Copy, from the material below, each line that contains the word "glsl".

------------------------

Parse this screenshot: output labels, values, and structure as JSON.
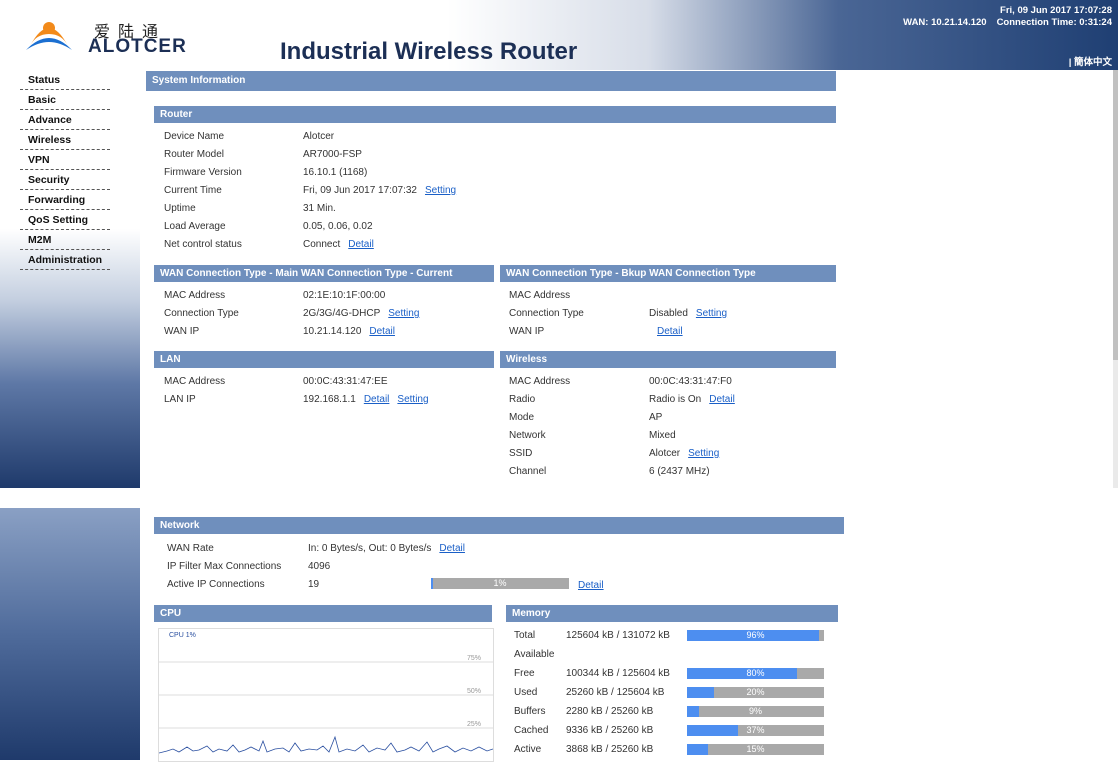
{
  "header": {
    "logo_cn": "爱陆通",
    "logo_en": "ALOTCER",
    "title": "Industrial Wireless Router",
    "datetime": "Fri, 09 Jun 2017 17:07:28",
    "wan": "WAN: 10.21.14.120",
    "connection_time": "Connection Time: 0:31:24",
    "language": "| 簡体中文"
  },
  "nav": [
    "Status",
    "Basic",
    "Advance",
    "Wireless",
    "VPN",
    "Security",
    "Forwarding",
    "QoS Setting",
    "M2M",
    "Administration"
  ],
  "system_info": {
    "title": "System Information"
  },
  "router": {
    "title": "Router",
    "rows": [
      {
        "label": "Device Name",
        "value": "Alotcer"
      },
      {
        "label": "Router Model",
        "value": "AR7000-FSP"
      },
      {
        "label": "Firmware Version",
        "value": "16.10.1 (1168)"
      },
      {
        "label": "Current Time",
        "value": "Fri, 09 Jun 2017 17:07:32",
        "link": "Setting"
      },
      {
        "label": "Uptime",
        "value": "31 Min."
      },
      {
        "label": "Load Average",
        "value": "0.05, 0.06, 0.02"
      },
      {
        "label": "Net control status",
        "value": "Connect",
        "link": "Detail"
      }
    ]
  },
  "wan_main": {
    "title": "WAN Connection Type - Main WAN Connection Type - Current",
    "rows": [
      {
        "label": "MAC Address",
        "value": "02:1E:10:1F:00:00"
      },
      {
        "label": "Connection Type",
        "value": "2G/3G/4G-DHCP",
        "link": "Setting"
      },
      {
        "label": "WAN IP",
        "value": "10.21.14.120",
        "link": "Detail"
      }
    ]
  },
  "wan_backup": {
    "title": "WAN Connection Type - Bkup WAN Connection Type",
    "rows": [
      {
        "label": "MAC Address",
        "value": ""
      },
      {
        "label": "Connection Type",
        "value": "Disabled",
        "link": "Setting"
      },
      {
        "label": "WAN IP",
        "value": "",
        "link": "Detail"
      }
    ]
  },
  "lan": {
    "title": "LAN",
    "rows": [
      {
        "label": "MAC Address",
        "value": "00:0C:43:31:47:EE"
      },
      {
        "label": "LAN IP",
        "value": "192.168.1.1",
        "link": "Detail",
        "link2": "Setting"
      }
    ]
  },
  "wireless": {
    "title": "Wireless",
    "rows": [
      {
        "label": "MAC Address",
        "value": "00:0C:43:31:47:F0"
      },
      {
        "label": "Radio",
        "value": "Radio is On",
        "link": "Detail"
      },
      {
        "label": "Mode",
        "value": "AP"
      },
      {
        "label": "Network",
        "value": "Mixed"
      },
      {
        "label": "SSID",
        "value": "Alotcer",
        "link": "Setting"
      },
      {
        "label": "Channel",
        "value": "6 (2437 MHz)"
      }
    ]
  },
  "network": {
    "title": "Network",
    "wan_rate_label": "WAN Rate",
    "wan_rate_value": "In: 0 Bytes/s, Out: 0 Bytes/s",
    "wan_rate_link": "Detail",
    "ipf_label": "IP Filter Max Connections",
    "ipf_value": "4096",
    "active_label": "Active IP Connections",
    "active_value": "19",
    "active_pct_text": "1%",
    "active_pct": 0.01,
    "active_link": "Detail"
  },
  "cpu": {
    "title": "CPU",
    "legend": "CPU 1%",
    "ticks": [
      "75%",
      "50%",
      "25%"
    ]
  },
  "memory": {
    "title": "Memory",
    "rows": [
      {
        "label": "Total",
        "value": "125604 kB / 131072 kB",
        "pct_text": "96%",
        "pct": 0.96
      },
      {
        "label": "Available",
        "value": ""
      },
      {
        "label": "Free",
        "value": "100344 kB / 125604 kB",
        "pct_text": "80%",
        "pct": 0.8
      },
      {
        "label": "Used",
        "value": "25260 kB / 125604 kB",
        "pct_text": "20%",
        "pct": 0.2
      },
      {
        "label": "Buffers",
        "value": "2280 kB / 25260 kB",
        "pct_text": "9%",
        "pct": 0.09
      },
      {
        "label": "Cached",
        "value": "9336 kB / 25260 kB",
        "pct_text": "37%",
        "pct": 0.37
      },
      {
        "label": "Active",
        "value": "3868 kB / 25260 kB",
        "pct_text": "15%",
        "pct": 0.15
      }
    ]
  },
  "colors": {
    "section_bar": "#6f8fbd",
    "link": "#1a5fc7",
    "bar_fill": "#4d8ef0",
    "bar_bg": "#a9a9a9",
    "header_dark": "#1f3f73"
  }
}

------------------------

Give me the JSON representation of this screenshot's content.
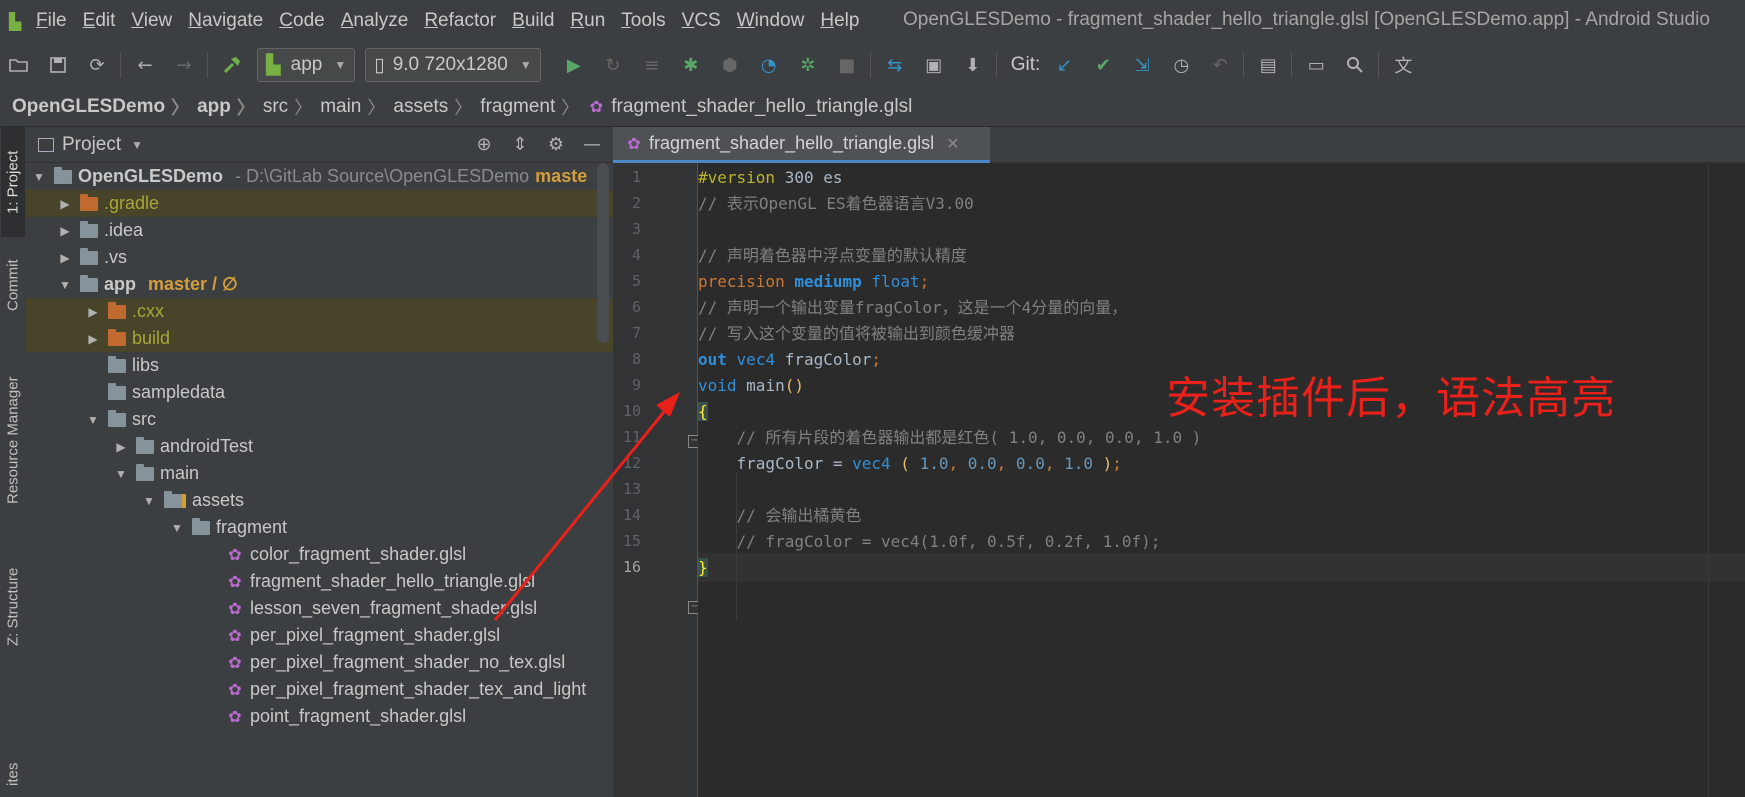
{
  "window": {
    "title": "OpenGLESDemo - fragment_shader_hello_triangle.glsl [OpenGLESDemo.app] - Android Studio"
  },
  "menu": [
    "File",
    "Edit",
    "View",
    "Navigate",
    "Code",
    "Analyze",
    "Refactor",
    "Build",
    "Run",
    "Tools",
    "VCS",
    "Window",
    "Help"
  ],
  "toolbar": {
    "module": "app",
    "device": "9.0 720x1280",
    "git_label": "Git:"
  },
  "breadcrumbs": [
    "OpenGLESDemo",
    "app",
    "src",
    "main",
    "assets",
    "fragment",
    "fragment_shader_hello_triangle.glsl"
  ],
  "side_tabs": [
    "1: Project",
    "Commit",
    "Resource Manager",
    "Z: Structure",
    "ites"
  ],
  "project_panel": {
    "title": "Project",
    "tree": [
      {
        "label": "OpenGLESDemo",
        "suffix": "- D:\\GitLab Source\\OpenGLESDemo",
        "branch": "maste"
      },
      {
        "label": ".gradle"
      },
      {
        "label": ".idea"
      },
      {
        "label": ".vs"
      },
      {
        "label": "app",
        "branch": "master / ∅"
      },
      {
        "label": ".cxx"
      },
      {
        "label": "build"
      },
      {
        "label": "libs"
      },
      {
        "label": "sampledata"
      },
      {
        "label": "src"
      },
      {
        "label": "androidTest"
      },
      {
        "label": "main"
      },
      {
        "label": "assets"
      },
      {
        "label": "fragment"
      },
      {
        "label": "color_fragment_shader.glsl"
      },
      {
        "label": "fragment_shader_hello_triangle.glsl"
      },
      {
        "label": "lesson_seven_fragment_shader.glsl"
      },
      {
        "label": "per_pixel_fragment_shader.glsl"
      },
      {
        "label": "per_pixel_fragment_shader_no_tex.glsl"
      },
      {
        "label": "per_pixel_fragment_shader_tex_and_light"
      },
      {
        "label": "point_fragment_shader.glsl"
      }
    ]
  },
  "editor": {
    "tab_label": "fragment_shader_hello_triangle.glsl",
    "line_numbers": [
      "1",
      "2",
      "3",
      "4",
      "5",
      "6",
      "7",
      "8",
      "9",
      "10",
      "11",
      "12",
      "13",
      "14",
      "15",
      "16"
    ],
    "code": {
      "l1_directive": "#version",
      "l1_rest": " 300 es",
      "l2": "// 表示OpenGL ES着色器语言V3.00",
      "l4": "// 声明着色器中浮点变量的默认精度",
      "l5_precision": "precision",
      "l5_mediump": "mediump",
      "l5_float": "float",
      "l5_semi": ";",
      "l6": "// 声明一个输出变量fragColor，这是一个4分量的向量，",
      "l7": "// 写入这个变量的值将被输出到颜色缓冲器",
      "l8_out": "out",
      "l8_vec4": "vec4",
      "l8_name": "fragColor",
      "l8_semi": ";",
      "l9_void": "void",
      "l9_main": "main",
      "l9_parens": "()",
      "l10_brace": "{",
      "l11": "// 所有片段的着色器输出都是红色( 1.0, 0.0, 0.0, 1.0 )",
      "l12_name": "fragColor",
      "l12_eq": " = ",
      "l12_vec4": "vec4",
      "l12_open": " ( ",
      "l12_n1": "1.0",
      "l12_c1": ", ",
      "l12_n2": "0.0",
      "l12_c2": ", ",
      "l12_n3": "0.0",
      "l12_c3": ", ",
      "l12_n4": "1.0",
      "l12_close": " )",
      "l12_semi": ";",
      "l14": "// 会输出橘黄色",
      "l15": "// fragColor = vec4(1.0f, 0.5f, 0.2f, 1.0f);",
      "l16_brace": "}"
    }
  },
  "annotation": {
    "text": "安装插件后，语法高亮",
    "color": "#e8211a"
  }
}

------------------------

◆ EXERCISE RESPONSE ◆
    "title": "OpenGLESDemo - fragment_shader_hello_triangle.glsl [OpenGLESDemo.app] - Android Studio"
    "fragment_shader_hello_triangle.glsl"
        "label": "color_fragment_shader.glsl"
        "label": "fragment_shader_hello_triangle.glsl"
        "label": "lesson_seven_fragment_shader.glsl"
        "label": "per_pixel_fragment_shader.glsl"
        "label": "per_pixel_fragment_shader_no_tex.glsl"
        "label": "point_fragment_shader.glsl"
    "tab_label": "fragment_shader_hello_triangle.glsl",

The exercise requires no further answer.